The outspoken MD, who is also chairman of the Association of Convenience Stores, has since unveiled plans for a big push into the food-to-go sector with in-store noodle bars and self-service coffee machines. He is also overseeing Spar's £3.7m ad campaign - its biggest ever - attacking the supermarkets' move into convenience.

Last year: 10 7 Steve Fox Director of Premier Development, Booker

While boss Charles Wilson has been taking the plaudits for the recovery at Booker and takeoever of Blueheath, Fox has been steadily revamping the wholesaler's Premier symbol group over the past three years and improving the offer for Booker's other independent retail customers. He's done a good job restoring Premier's shine, as testified by its increased sales. He's also introduced longer opening hours and easier payment options, all of which has elevated him three places in this year's list.

New entry 8 Scott Wharton Supply chain director Musgrave Retail Partners GB

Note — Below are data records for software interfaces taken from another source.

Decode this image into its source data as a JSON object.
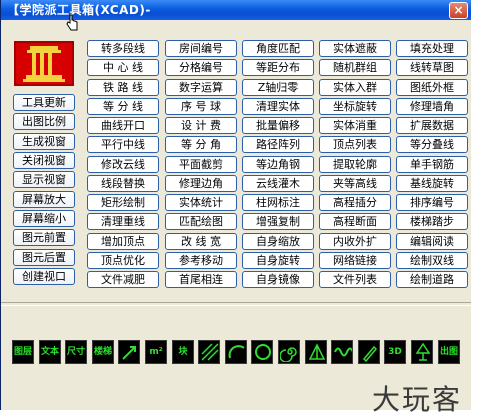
{
  "window": {
    "title": "【学院派工具箱(XCAD)-",
    "close": "×"
  },
  "left_buttons": [
    "工具更新",
    "出图比例",
    "生成视窗",
    "关闭视窗",
    "显示视窗",
    "屏幕放大",
    "屏幕缩小",
    "图元前置",
    "图元后置",
    "创建视口"
  ],
  "grid": [
    [
      "转多段线",
      "房间编号",
      "角度匹配",
      "实体遮蔽",
      "填充处理"
    ],
    [
      "中 心 线",
      "分格编号",
      "等距分布",
      "随机群组",
      "线转草图"
    ],
    [
      "铁 路 线",
      "数字运算",
      "Z轴归零",
      "实体入群",
      "图纸外框"
    ],
    [
      "等 分 线",
      "序 号 球",
      "清理实体",
      "坐标旋转",
      "修理墙角"
    ],
    [
      "曲线开口",
      "设 计 费",
      "批量偏移",
      "实体消重",
      "扩展数据"
    ],
    [
      "平行中线",
      "等 分 角",
      "路径阵列",
      "顶点列表",
      "等分叠线"
    ],
    [
      "修改云线",
      "平面截剪",
      "等边角钢",
      "提取轮廓",
      "单手钢筋"
    ],
    [
      "线段替换",
      "修理边角",
      "云线灌木",
      "夹等高线",
      "基线旋转"
    ],
    [
      "矩形绘制",
      "实体统计",
      "柱网标注",
      "高程插分",
      "排序编号"
    ],
    [
      "清理重线",
      "匹配绘图",
      "增强复制",
      "高程断面",
      "楼梯踏步"
    ],
    [
      "增加顶点",
      "改 线 宽",
      "自身缩放",
      "内收外扩",
      "编辑阅读"
    ],
    [
      "顶点优化",
      "参考移动",
      "自身旋转",
      "网络链接",
      "绘制双线"
    ],
    [
      "文件减肥",
      "首尾相连",
      "自身镜像",
      "文件列表",
      "绘制道路"
    ]
  ],
  "toolbar": [
    {
      "icon": "layer-icon",
      "text": "图层"
    },
    {
      "icon": "text-icon",
      "text": "文本"
    },
    {
      "icon": "dimension-icon",
      "text": "尺寸"
    },
    {
      "icon": "stairs-icon",
      "text": "楼梯"
    },
    {
      "icon": "arrow-icon",
      "text": ""
    },
    {
      "icon": "area-icon",
      "text": "m²"
    },
    {
      "icon": "block-icon",
      "text": "块"
    },
    {
      "icon": "hatch-icon",
      "text": ""
    },
    {
      "icon": "arc-icon",
      "text": ""
    },
    {
      "icon": "circle-icon",
      "text": ""
    },
    {
      "icon": "spiral-icon",
      "text": ""
    },
    {
      "icon": "pyramid-icon",
      "text": ""
    },
    {
      "icon": "wave-icon",
      "text": ""
    },
    {
      "icon": "brush-icon",
      "text": ""
    },
    {
      "icon": "3d-icon",
      "text": "3D"
    },
    {
      "icon": "tree-icon",
      "text": ""
    },
    {
      "icon": "output-icon",
      "text": "出图"
    }
  ],
  "watermark": "大玩客"
}
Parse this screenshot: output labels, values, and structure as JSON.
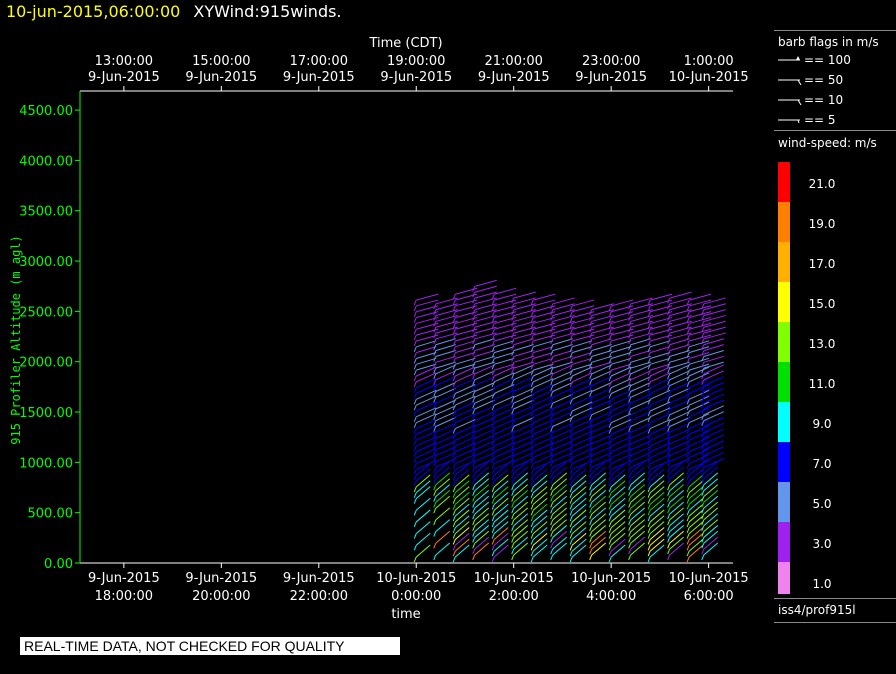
{
  "header": {
    "datetime": "10-jun-2015,06:00:00",
    "product": "XYWind:915winds."
  },
  "chart_data": {
    "type": "scatter",
    "title": "",
    "top_axis_title": "Time (CDT)",
    "xlabel": "time",
    "ylabel": "915 Profiler Altitude (m agl)",
    "ylim": [
      0,
      4600
    ],
    "y_ticks": [
      0,
      500,
      1000,
      1500,
      2000,
      2500,
      3000,
      3500,
      4000,
      4500
    ],
    "y_tick_labels": [
      "0.00",
      "500.00",
      "1000.00",
      "1500.00",
      "2000.00",
      "2500.00",
      "3000.00",
      "3500.00",
      "4000.00",
      "4500.00"
    ],
    "x_range_utc_hours": [
      17,
      30.5
    ],
    "bottom_ticks": [
      {
        "hour_utc": 18,
        "line1": "9-Jun-2015",
        "line2": "18:00:00"
      },
      {
        "hour_utc": 20,
        "line1": "9-Jun-2015",
        "line2": "20:00:00"
      },
      {
        "hour_utc": 22,
        "line1": "9-Jun-2015",
        "line2": "22:00:00"
      },
      {
        "hour_utc": 24,
        "line1": "10-Jun-2015",
        "line2": "0:00:00"
      },
      {
        "hour_utc": 26,
        "line1": "10-Jun-2015",
        "line2": "2:00:00"
      },
      {
        "hour_utc": 28,
        "line1": "10-Jun-2015",
        "line2": "4:00:00"
      },
      {
        "hour_utc": 30,
        "line1": "10-Jun-2015",
        "line2": "6:00:00"
      }
    ],
    "top_ticks": [
      {
        "hour_utc": 18,
        "line1": "13:00:00",
        "line2": "9-Jun-2015"
      },
      {
        "hour_utc": 20,
        "line1": "15:00:00",
        "line2": "9-Jun-2015"
      },
      {
        "hour_utc": 22,
        "line1": "17:00:00",
        "line2": "9-Jun-2015"
      },
      {
        "hour_utc": 24,
        "line1": "19:00:00",
        "line2": "9-Jun-2015"
      },
      {
        "hour_utc": 26,
        "line1": "21:00:00",
        "line2": "9-Jun-2015"
      },
      {
        "hour_utc": 28,
        "line1": "23:00:00",
        "line2": "9-Jun-2015"
      },
      {
        "hour_utc": 30,
        "line1": "1:00:00",
        "line2": "10-Jun-2015"
      }
    ],
    "profile_times_utc_hours": [
      24.0,
      24.4,
      24.8,
      25.2,
      25.6,
      26.0,
      26.4,
      26.8,
      27.2,
      27.6,
      28.0,
      28.4,
      28.8,
      29.2,
      29.6,
      29.9
    ],
    "profile_tops_m": [
      2650,
      2600,
      2700,
      2750,
      2720,
      2680,
      2640,
      2620,
      2580,
      2560,
      2600,
      2620,
      2640,
      2650,
      2640,
      2600
    ],
    "gate_spacing_m": 58
  },
  "legend": {
    "barb_title": "barb flags in m/s",
    "barbs": [
      "== 100",
      "== 50",
      "== 10",
      "== 5"
    ],
    "speed_title": "wind-speed: m/s",
    "speed_labels": [
      "21.0",
      "19.0",
      "17.0",
      "15.0",
      "13.0",
      "11.0",
      "9.0",
      "7.0",
      "5.0",
      "3.0",
      "1.0"
    ],
    "speed_colors": [
      "#ff0000",
      "#ff8000",
      "#ffb000",
      "#ffff00",
      "#80ff00",
      "#00e000",
      "#00ffff",
      "#0000ff",
      "#6495ed",
      "#a020f0",
      "#ee82ee"
    ],
    "source": "iss4/prof915l"
  },
  "colors": {
    "axis": "#ffffff",
    "y_axis": "#00ff00",
    "title_date": "#ffff00"
  },
  "footer": {
    "warning": "REAL-TIME DATA, NOT CHECKED FOR QUALITY"
  }
}
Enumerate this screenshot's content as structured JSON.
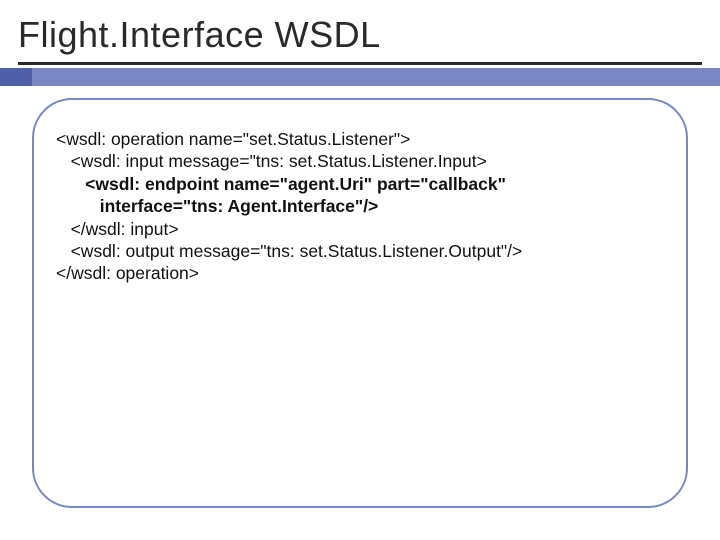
{
  "slide": {
    "title": "Flight.Interface WSDL"
  },
  "code": {
    "l1": "<wsdl: operation name=\"set.Status.Listener\">",
    "l2": "   <wsdl: input message=\"tns: set.Status.Listener.Input>",
    "l3": "      <wsdl: endpoint name=\"agent.Uri\" part=\"callback\"",
    "l4": "         interface=\"tns: Agent.Interface\"/>",
    "l5": "   </wsdl: input>",
    "l6": "   <wsdl: output message=\"tns: set.Status.Listener.Output\"/>",
    "l7": "</wsdl: operation>"
  }
}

Wharton only joined Musgrave Retail Partners GB in January last year, but retailers are already raving about his new initiatives. In his bid to create "the best convenience supply chain in the UK from a cost, availability and service perspective", he has introduced planograms customised to individual store layouts, paperless picking and evening deliveries.

new entry 9 Colin Graves Chairman Costcutter

The gruff Yorkshireman has been a champion of independent retailers for 37 years and had to think long and hard about his decision last year to sell a controlling stake in Costcutter to distribution and logistics giant Bibby Line Group.

The Costcutter chairman is confident, however, that the deal to sell to Nisa-Today's distribution partner has put an end once and for all to speculation that Costcutter could sell to a rival and leave Nisa to carry on without its biggest and most important member.

New Entry 10 Yvonne Rankin Chief executive Thresher Group

Rankin, who took up the reins at Thresher Group last July, is the first female to make it on to our c-stores list. This March, she unveiled ambitious plans to develop a 300-strong c-store estate over under The Local banner in the wake of trials with both top-up and full convenience offers. Rankin has a tough job on her hands, though, given Thresher's track record in this LOCAL RETAILER Peter Marks, Co-op Group

Peter Marks has topped the local retailers list for the second year running and, if anything, the straight-talking Co-operative Group boss deserves the top spot even more than last year.

After months of speculation, he revealed in April that the group was in "serious discussions" to buy Somerfield - a deal that would transform the UK's biggest co-operative society into the UK's fifth-largest supermarket and the runaway leader in the convenience store sector, with 3,123 stores, sales of £8.1bn and a market share of about 7%.

If he can pull it off, the deal would be a major coup for Marks, who has been trying to propel the co-op movement back into the big league for some time.

But it's already been a massive year for the group following its merger with United Co-operatives last July.

Since the former CEO of United Co-op took on the top job at the enlarged group, he has wasted no time in aligning its food stores under one fascia. More than 700 food stores will be re-branded by the end of the year at the rate of 15 a week.

And as the most vocal advocate for a single co-op, Marks is finally getting the support of smaller co-op societies. Chelmsford Star Co-operative Society, Midcounties Co-operative Society and Lothian Borders & Angus Co-operative Society have chosen to adopt the new fascia, while Plymouth & South West Co-operative Society is trialling it. Perhaps the promise of like-for-like sales growth of 13.7% witnessed by The Co-operative Group in rebranded stores was too much to resist.

Marks has also made sure the co-op movement has maintained its ethical credentials. In a Co-operative Group-led initiative, 100,000 members were consulted about a new ethical food policy under which the society has scrapped battery-farmed eggs and converted its entire own-label hot beverages range to Fairtrade.